(I almost started out this post with the words, "Dear Friends" but don't want to sound like John McCain.)
Awhile ago, Cameron told me about Blog Action Day, an annual nonprofit event that aims to unite the world’s bloggers, podcasters and videocasters, to post about the same issue on the same day. They say their aim is to raise awareness and trigger a global discussion. (photo credit - read the story)
In 2008, the Blog Action Day theme is Poverty. Again, they say, Global issues like poverty are extremely complex. There is no simple, clear answer. By asking thousands of different people to give their viewpoints and opinions, Blog Action Day creates an extraordinary lens through which to view these issues.
Today, I am short on solutions. What I do have are stories. Last Friday, on my way to court to file a report about one of the kids I work to advocate for through CASA, I passed a woman who was making her bed for herself on the sidewalk. She was settling into her sleeping bag at around 3:45pm. On my way back, I walked past her curled up in the sleeping bag, apparently trying to sleep just steps from the entrance to the underground train. (photo credit - read the story)
At the bottom of the stairs, I passed a man holding a cup out, begging for change. As I walked away, I heard him frantically saying, "Please, God." "Please, God." "Please, God." "Please, God." (photo credit - read the story)
I stopped by my office to drop off a few things then headed out to where Cam was picking me up for the day. I passed a woman, on another street corner, begging with her two young children. They were somewhere between 5-10. The boy was covering his face with something. I imagine he may have been feeling shame. Maybe he just didn't want to see all of the people walking past them like they were invisible. The girl was doing her best to help her mom engage the crowd. I wanted to ask this woman why she was out there with her kids but I am sure that she wouldn't be if she felt that she had a better option. (photo credit)
Why didn't I stop? On my way from the ferry to my office, a walk of about 10 minutes, I walk past an average of eight homeless people. I just cannot stop and talk to each of them let alone begin to help. So, generally, I stop and talk to no one. (photo credit - read the story)
I do what I can, working, for very little pay, 30 hours a week to try to help the 30 kids who are on my case load at CASA. I volunteer with Project Homeless Connect.
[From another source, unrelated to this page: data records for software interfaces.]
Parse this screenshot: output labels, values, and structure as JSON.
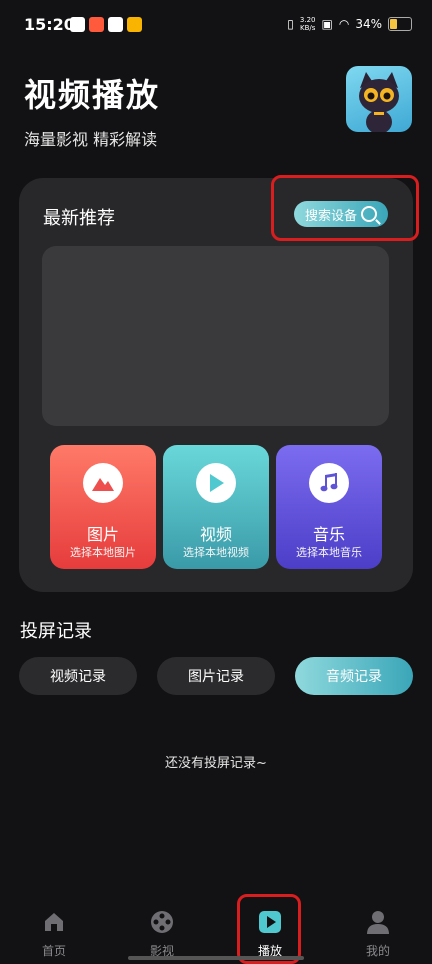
{
  "status_bar": {
    "time": "15:20",
    "net_speed": "3.20",
    "net_unit": "KB/s",
    "battery": "34%",
    "battery_level": 0.34
  },
  "header": {
    "title": "视频播放",
    "subtitle": "海量影视 精彩解读"
  },
  "recommend": {
    "title": "最新推荐",
    "search_label": "搜索设备"
  },
  "tiles": [
    {
      "name": "图片",
      "sub": "选择本地图片"
    },
    {
      "name": "视频",
      "sub": "选择本地视频"
    },
    {
      "name": "音乐",
      "sub": "选择本地音乐"
    }
  ],
  "records": {
    "title": "投屏记录",
    "filters": [
      "视频记录",
      "图片记录",
      "音频记录"
    ],
    "active_filter": "音频记录",
    "empty": "还没有投屏记录~"
  },
  "nav": [
    {
      "label": "首页",
      "icon": "home-icon"
    },
    {
      "label": "影视",
      "icon": "film-reel-icon"
    },
    {
      "label": "播放",
      "icon": "play-square-icon",
      "active": true
    },
    {
      "label": "我的",
      "icon": "user-icon"
    }
  ],
  "colors": {
    "accent": "#3aa6b8",
    "highlight": "#d81e1e",
    "photo": "#ef4e4e",
    "video": "#4fc9cf",
    "music": "#5f53d6"
  }
}
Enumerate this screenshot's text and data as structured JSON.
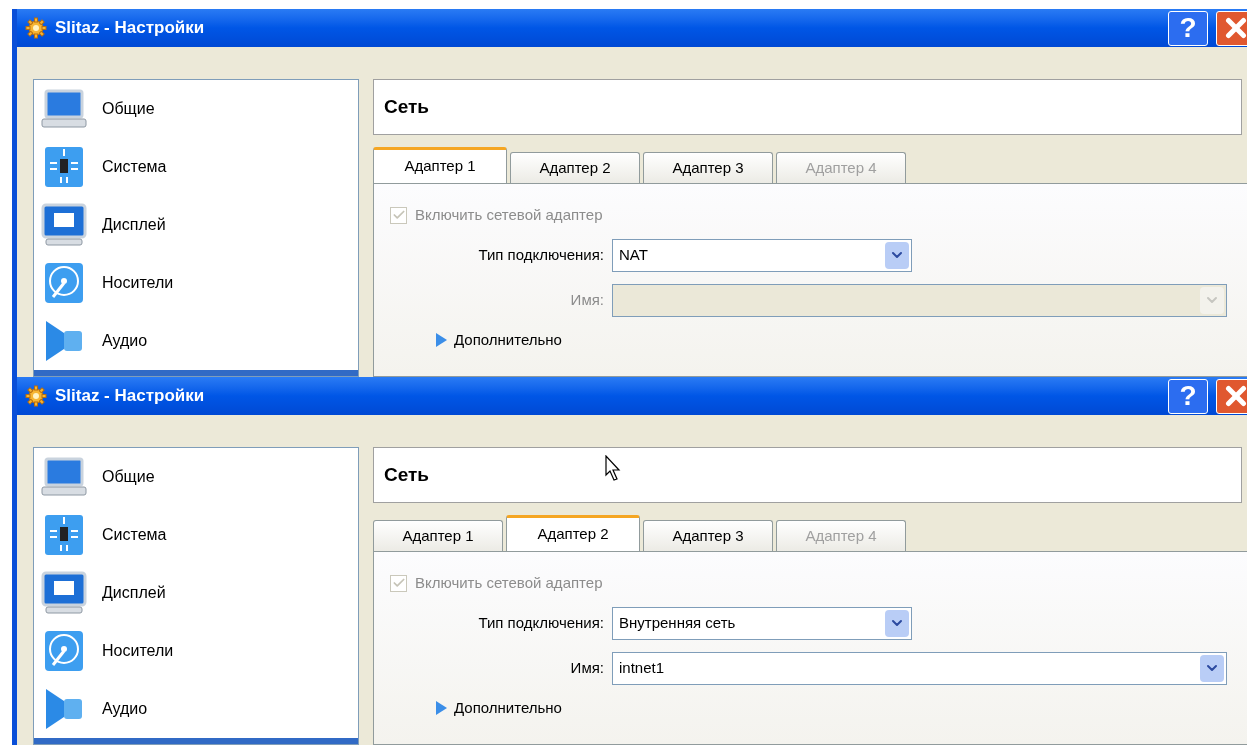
{
  "windows": [
    {
      "title": "Slitaz - Настройки",
      "help_button": "?",
      "sidebar": {
        "items": [
          {
            "label": "Общие",
            "selected": false
          },
          {
            "label": "Система",
            "selected": false
          },
          {
            "label": "Дисплей",
            "selected": false
          },
          {
            "label": "Носители",
            "selected": false
          },
          {
            "label": "Аудио",
            "selected": false
          },
          {
            "selected": true
          }
        ]
      },
      "section_title": "Сеть",
      "tabs": [
        {
          "label": "Адаптер 1",
          "selected": true,
          "disabled": false
        },
        {
          "label": "Адаптер 2",
          "selected": false,
          "disabled": false
        },
        {
          "label": "Адаптер 3",
          "selected": false,
          "disabled": false
        },
        {
          "label": "Адаптер 4",
          "selected": false,
          "disabled": true
        }
      ],
      "enable_checkbox": {
        "label": "Включить сетевой адаптер",
        "checked": true,
        "disabled": true
      },
      "connection_type": {
        "label": "Тип подключения:",
        "value": "NAT",
        "disabled": false
      },
      "name": {
        "label": "Имя:",
        "disabled": true
      },
      "advanced": {
        "label": "Дополнительно",
        "expanded": false
      },
      "cursor": false
    },
    {
      "title": "Slitaz - Настройки",
      "help_button": "?",
      "sidebar": {
        "items": [
          {
            "label": "Общие",
            "selected": false
          },
          {
            "label": "Система",
            "selected": false
          },
          {
            "label": "Дисплей",
            "selected": false
          },
          {
            "label": "Носители",
            "selected": false
          },
          {
            "label": "Аудио",
            "selected": false
          },
          {
            "selected": true
          }
        ]
      },
      "section_title": "Сеть",
      "tabs": [
        {
          "label": "Адаптер 1",
          "selected": false,
          "disabled": false
        },
        {
          "label": "Адаптер 2",
          "selected": true,
          "disabled": false
        },
        {
          "label": "Адаптер 3",
          "selected": false,
          "disabled": false
        },
        {
          "label": "Адаптер 4",
          "selected": false,
          "disabled": true
        }
      ],
      "enable_checkbox": {
        "label": "Включить сетевой адаптер",
        "checked": true,
        "disabled": true
      },
      "connection_type": {
        "label": "Тип подключения:",
        "value": "Внутренняя сеть",
        "disabled": false
      },
      "name": {
        "label": "Имя:",
        "value": "intnet1",
        "disabled": false
      },
      "advanced": {
        "label": "Дополнительно",
        "expanded": false
      },
      "cursor": true
    }
  ]
}
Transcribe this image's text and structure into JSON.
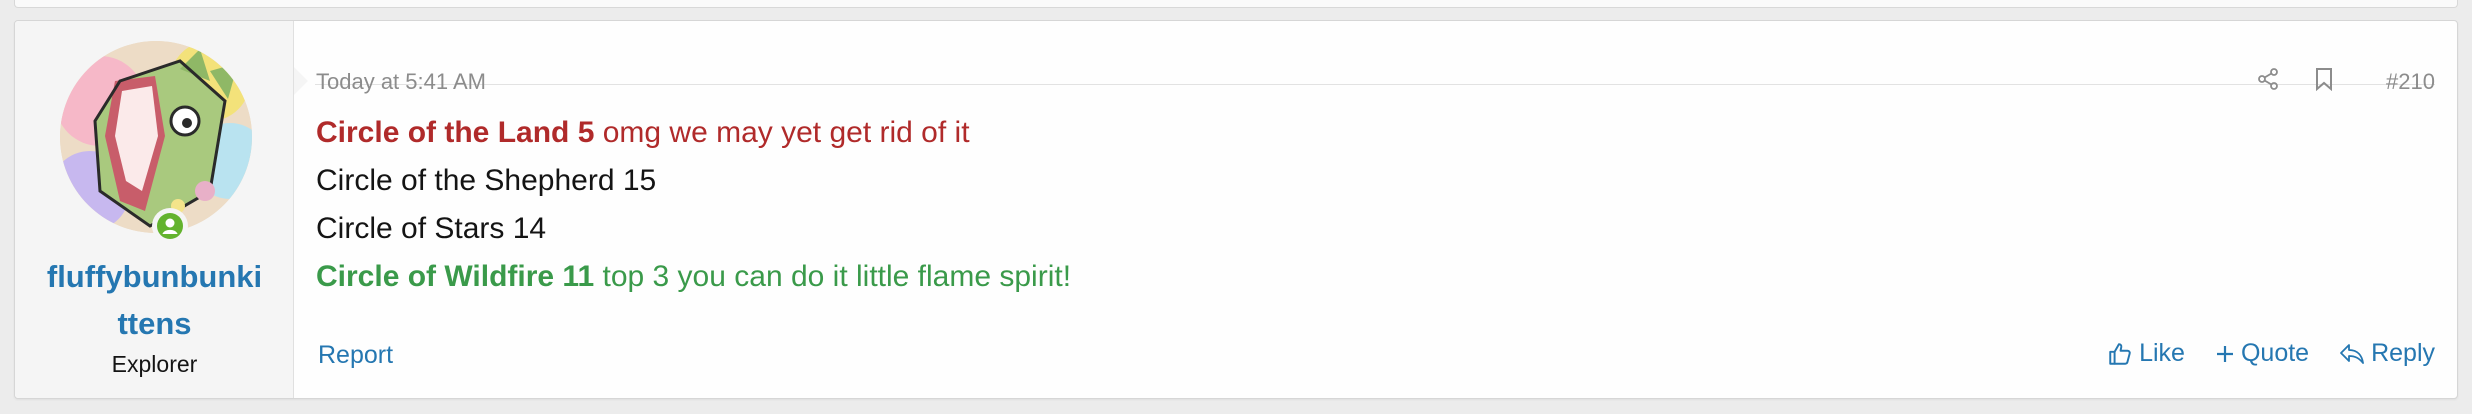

On Monday, I had lunch with a friend who also wants to do something, has also worked in the non-profit sector and also volunteers but we don't have the solution. (photo credit - read the story) Note: These photos are not of the people I saw last Friday but they are photos of the people I see everyday. They are from an amazing set of photos taken of people on the streets of San Francisco.
What are you doing? What should we all do? Here's one idea.
If you haven't yet, please visit www.one.org and considering signing The One Campaign Declaration. As the video says, "We aren't asking for your money. We are asking for your voice."
Another way to have your voice heard is to vote. I am hopeful that if we elect a president who has a plan for addressing poverty, if we elect Barack Obama, that will be a step in the right direction but we all have to be willing to help. He says, I'm asking you to believe. Not just in my ability to bring about real change... I'm asking you to believe in yours.
Cam and his students have some ideas. What are yours?
Here are links to other things I have written on the issue of poverty:
Make Poverty History
What I want for Mother's Day
We are African
Tonight's the Night the World Begins Again.
Why I live here
Stood-up by the mayor
Do I look taller?
I had to wear a hairnet.
Why I'm bitter (and appreciate him noticing).
Thanks for your interest and caring. Peace.